Carron looked down at the ground. His mouth for once was not smiling, nor even hovering on the brink of a smile. “You understand?” I asked. 

“Lister, man,” Carron said, “maybe I tell you one thing, then I let you go.” 

“I don’t want to talk about this anymore.” 

“I’ll tell you my favorite scripture. I read it over and over, my whole life. Even carried it around—even taped it to my rifle, man, while I was humping. Really tiny note I made.” He drew a steamy breath. “It says that when we come to God, he shows us how weak we are. We come to him all proud, saying, Here I am, man! I am a good guy and I want to follow you! And then he tells us, no, man, no, because you are weak with this—maybe you have trouble with girls, maybe you have trouble with smokes, maybe you’re just a guy with too much pride. And you realize, hey, man, I am in trouble. I do have lots of problems. I ain’t much at all, man!” He said it with almost a laugh, though he didn’t smile. “And then He—He says that if you stick with Him, if you let Him be your guide—he promises you something.” 


“He promises to take your weaknesses, man, and make strengths.” He looked up, his face serious, his eyes shining. “And it happens, man, it does.” 

Carron stood there looking at me in the steamy morning. I looked away from his eyes, and I said, “So if we never come to Him, we never see weakness, right?” 

“Man, then we’re not living. And nothing—not the war, not our families—nothing makes sense then.” 

He stood there staring at me and I met his eyes. They softened a bit. “Coming back ain’t so bad, man. Only the first time.” 

“Maybe later.” 

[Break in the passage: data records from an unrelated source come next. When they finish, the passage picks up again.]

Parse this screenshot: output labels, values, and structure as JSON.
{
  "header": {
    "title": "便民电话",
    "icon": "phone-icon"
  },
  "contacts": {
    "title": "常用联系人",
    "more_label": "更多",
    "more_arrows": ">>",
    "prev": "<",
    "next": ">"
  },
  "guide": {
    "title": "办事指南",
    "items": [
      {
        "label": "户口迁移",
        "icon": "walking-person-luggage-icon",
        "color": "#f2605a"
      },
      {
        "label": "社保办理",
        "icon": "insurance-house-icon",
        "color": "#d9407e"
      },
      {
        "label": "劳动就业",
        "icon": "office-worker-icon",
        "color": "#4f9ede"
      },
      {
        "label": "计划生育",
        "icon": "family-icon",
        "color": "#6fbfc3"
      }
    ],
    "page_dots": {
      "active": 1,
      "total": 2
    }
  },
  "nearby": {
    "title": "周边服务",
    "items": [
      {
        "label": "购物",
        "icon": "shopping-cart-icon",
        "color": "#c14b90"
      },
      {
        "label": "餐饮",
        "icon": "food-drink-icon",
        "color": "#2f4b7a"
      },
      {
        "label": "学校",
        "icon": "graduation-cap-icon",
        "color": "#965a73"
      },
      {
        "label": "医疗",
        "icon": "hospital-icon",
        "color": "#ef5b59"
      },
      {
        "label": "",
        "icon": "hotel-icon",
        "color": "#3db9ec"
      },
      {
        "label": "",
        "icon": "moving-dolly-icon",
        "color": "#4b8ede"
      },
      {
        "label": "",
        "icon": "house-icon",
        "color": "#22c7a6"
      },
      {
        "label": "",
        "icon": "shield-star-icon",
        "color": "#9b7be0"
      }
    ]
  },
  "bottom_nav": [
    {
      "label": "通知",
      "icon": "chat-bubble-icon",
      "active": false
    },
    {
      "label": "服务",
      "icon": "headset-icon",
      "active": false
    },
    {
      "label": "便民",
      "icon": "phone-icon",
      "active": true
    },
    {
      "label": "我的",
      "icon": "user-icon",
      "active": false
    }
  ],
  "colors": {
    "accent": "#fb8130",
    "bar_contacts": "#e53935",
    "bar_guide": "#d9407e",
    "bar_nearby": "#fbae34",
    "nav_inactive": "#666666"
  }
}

He stood there for a long time before he finally left. I lifted the cigarette to my mouth to take a long drag. It had gone out. I still held it in my teeth, sucking in and out like the smoke was my only hope.